Life thrives on earth because of its proximity to the sun. If we were a little closer or a little further away, if we were not tilted on our axis our world would be a barren and desolate place. There is untapped potential for power in the word proximity when it comes to learning. Consider the gradual release of responsibility. We can move from a scaffold to independence if we look at proximity through a power lens. We are adjusting access and support. Learners are drawn to what they need to be successful. When we use proximity to space, time, or relationships we cultivate greater independence for learning. In order to be independent writers students may need close access to tools – this is proximity in space. A teacher may set a personal reading goal for the year to model independent reading over time – this grants proximity in terms of time. Students may be working in a book club, teachers form these groups not only by interest and ability but by the potential for interpersonal growth – proximity for relationships. Although all of these examples are different they share the same root. Proximity is a link to transfer because it is a natural trigger for differentiation. It’s a simple yet sophisticated tool, one that is a readily available power source to boost or sustain greater independence. There is beauty in simplicity.

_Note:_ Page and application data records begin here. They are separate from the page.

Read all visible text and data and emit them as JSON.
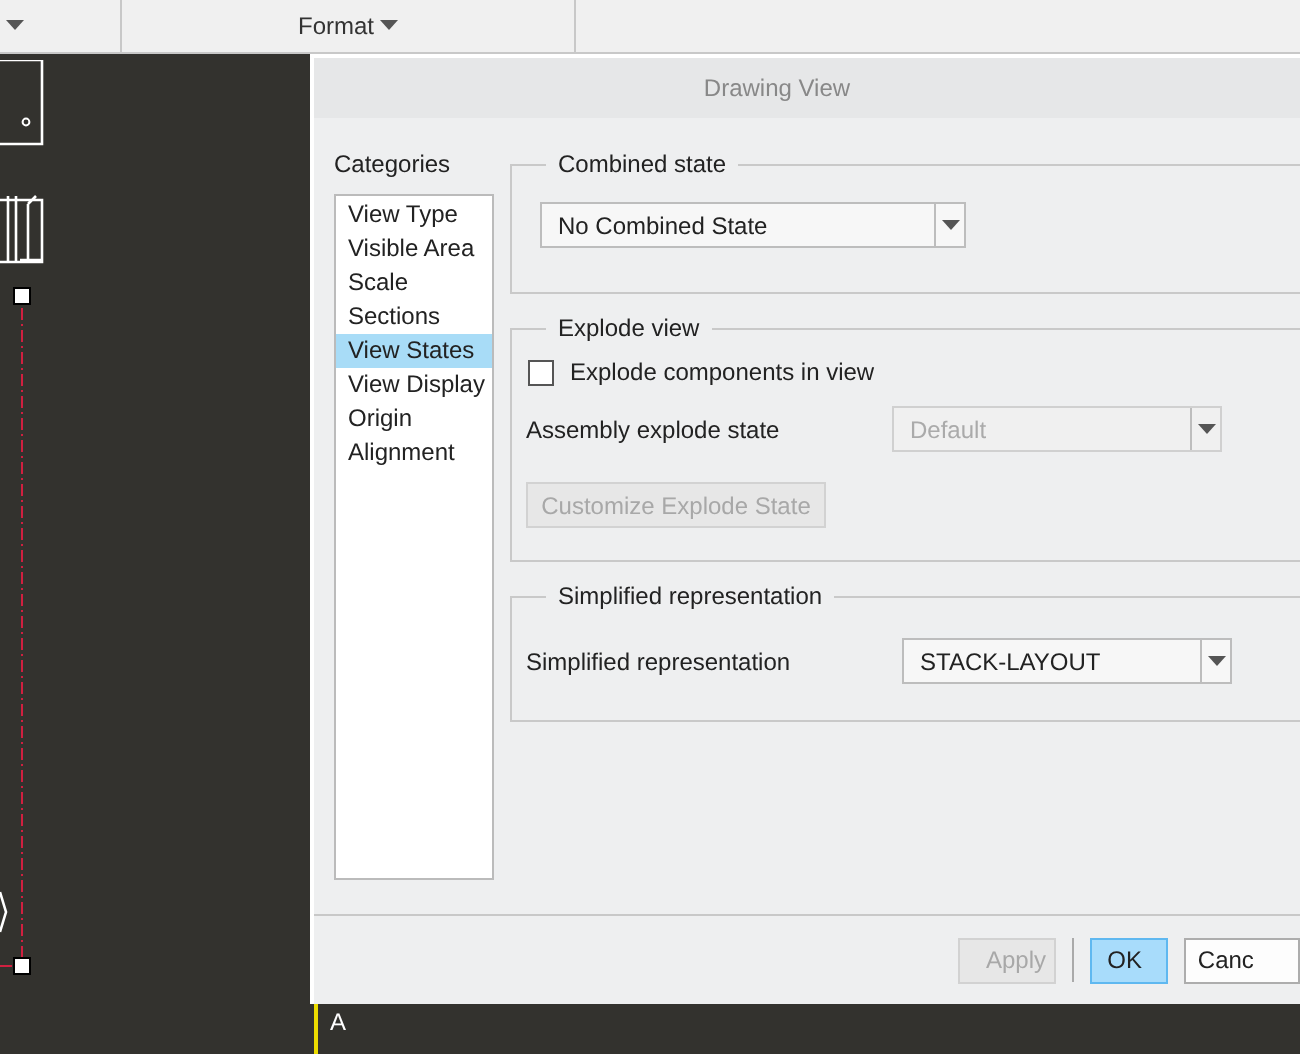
{
  "toolbar": {
    "menu": "Format"
  },
  "canvas": {
    "note_label": "A"
  },
  "dialog": {
    "title": "Drawing View",
    "categories_label": "Categories",
    "categories": [
      {
        "label": "View Type",
        "selected": false
      },
      {
        "label": "Visible Area",
        "selected": false
      },
      {
        "label": "Scale",
        "selected": false
      },
      {
        "label": "Sections",
        "selected": false
      },
      {
        "label": "View States",
        "selected": true
      },
      {
        "label": "View Display",
        "selected": false
      },
      {
        "label": "Origin",
        "selected": false
      },
      {
        "label": "Alignment",
        "selected": false
      }
    ],
    "combined_state": {
      "legend": "Combined state",
      "value": "No Combined State"
    },
    "explode": {
      "legend": "Explode view",
      "checkbox": {
        "label": "Explode components in view",
        "checked": false
      },
      "state_label": "Assembly explode state",
      "state_value": "Default",
      "state_disabled": true,
      "button": "Customize Explode State",
      "button_disabled": true
    },
    "simplified": {
      "legend": "Simplified representation",
      "label": "Simplified representation",
      "value": "STACK-LAYOUT"
    },
    "buttons": [
      {
        "label": "Apply",
        "kind": "default",
        "disabled": true
      },
      {
        "label": "OK",
        "kind": "primary",
        "disabled": false
      },
      {
        "label": "Canc",
        "kind": "default",
        "disabled": false
      }
    ]
  }
}
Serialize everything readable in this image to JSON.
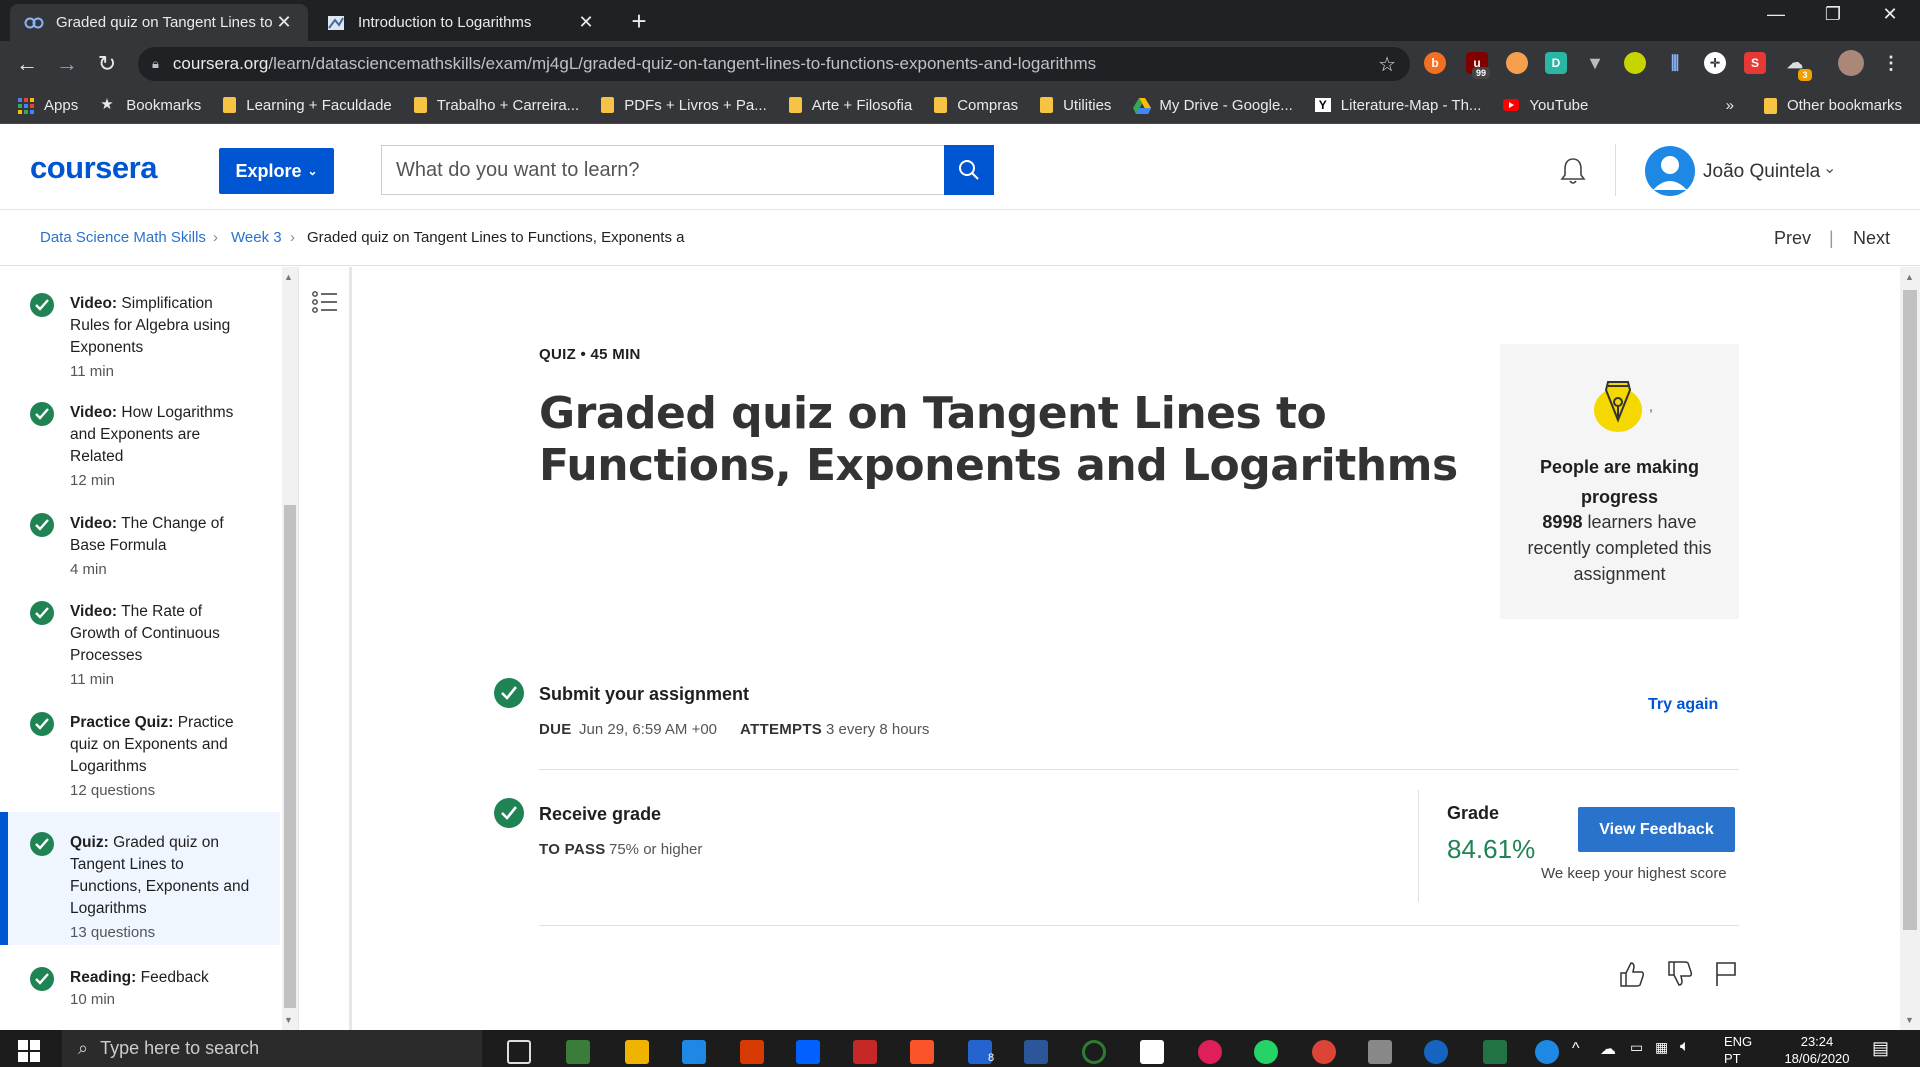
{
  "browser": {
    "tabs": [
      {
        "title": "Graded quiz on Tangent Lines to",
        "active": true
      },
      {
        "title": "Introduction to Logarithms",
        "active": false
      }
    ],
    "url_host": "coursera.org",
    "url_path": "/learn/datasciencemathskills/exam/mj4gL/graded-quiz-on-tangent-lines-to-functions-exponents-and-logarithms",
    "extension_badges": {
      "ublock": "99",
      "other": "3"
    },
    "bookmarks": [
      {
        "label": "Apps",
        "icon": "apps-grid-icon"
      },
      {
        "label": "Bookmarks",
        "icon": "star-icon"
      },
      {
        "label": "Learning + Faculdade",
        "icon": "folder-icon"
      },
      {
        "label": "Trabalho + Carreira...",
        "icon": "folder-icon"
      },
      {
        "label": "PDFs + Livros + Pa...",
        "icon": "folder-icon"
      },
      {
        "label": "Arte + Filosofia",
        "icon": "folder-icon"
      },
      {
        "label": "Compras",
        "icon": "folder-icon"
      },
      {
        "label": "Utilities",
        "icon": "folder-icon"
      },
      {
        "label": "My Drive - Google...",
        "icon": "google-drive-icon"
      },
      {
        "label": "Literature-Map - Th...",
        "icon": "literature-map-icon"
      },
      {
        "label": "YouTube",
        "icon": "youtube-icon"
      }
    ],
    "bookmarks_overflow": "»",
    "other_bookmarks": "Other bookmarks"
  },
  "header": {
    "logo": "coursera",
    "explore_label": "Explore",
    "search_placeholder": "What do you want to learn?",
    "user_name": "João Quintela"
  },
  "breadcrumb": {
    "course": "Data Science Math Skills",
    "week": "Week 3",
    "current": "Graded quiz on Tangent Lines to Functions, Exponents a",
    "prev": "Prev",
    "next": "Next",
    "sep": "|"
  },
  "sidebar": {
    "items": [
      {
        "kind": "Video:",
        "title": "Simplification Rules for Algebra using Exponents",
        "meta": "11 min",
        "completed": true,
        "active": false
      },
      {
        "kind": "Video:",
        "title": "How Logarithms and Exponents are Related",
        "meta": "12 min",
        "completed": true,
        "active": false
      },
      {
        "kind": "Video:",
        "title": "The Change of Base Formula",
        "meta": "4 min",
        "completed": true,
        "active": false
      },
      {
        "kind": "Video:",
        "title": "The Rate of Growth of Continuous Processes",
        "meta": "11 min",
        "completed": true,
        "active": false
      },
      {
        "kind": "Practice Quiz:",
        "title": "Practice quiz on Exponents and Logarithms",
        "meta": "12 questions",
        "completed": true,
        "active": true
      },
      {
        "kind": "Quiz:",
        "title": "Graded quiz on Tangent Lines to Functions, Exponents and Logarithms",
        "meta": "13 questions",
        "completed": true,
        "active": true
      },
      {
        "kind": "Reading:",
        "title": "Feedback",
        "meta": "10 min",
        "completed": true,
        "active": false
      }
    ]
  },
  "quiz": {
    "meta": "QUIZ • 45 MIN",
    "title": "Graded quiz on Tangent Lines to Functions, Exponents and Logarithms"
  },
  "progress_card": {
    "heading": "People are making progress",
    "count": "8998",
    "text": "learners have recently completed this assignment",
    "comma": ","
  },
  "submit": {
    "title": "Submit your assignment",
    "due_label": "DUE",
    "due_value": "Jun 29, 6:59 AM +00",
    "attempts_label": "ATTEMPTS",
    "attempts_value": "3 every 8 hours",
    "try_again": "Try again"
  },
  "receive": {
    "title": "Receive grade",
    "pass_label": "TO PASS",
    "pass_value": "75% or higher",
    "grade_label": "Grade",
    "grade_value": "84.61%",
    "view_feedback": "View Feedback",
    "keep_note": "We keep your highest score"
  },
  "taskbar": {
    "search_placeholder": "Type here to search",
    "lang1": "ENG",
    "lang2": "PT",
    "time": "23:24",
    "date": "18/06/2020",
    "todo_badge": "8"
  },
  "colors": {
    "brand": "#0056d2",
    "success": "#1f8354",
    "link": "#2a73cc"
  }
}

A student came to us with an idea, what if students could had a little bit of time to work on something that was totally their idea. She was pitching a fifteen minute creativity break during the day. We believe in the power of choice, and we are always looking for ways to maximize engagement. Her idea was an easy one to honor. This was her idea and she was going to be the one to share it with her peers. Click here to read her post from Voices From the Classroom
What was most striking was how clear she was when sharing her idea with the class. She explained how this would work and what they needed to do. The kids responded beautifully, they went off and got to work. It was interesting to see how the students used the time to create their projects with total independence. Not a moment was wasted. There was a lot of diversity in the kinds of projects kids wanted to create: math games, musical instruments, mapping out summer reading, informational texts, and responses to reading and writing. Their work revealed what aspects of learning were most significant for each child. During the share it was apparent that students were being influenced by each other’s work. They were drawing up creativity plans for the next time.
When we give students freedom we gain control and rigor It seems counterintuitive to many but it’s the truth. This is not arts and crafts, this is connected work that allows students to take some ownership over their own focused learning. This idea came from a student,, her idea matters, we value her thinking and this empowers her and challenges a student who is already performing above grade level. This synthesis and evaluative work is just what she needs to continue to grow. This is really just another way to differentiate in the 21st Century Classroom.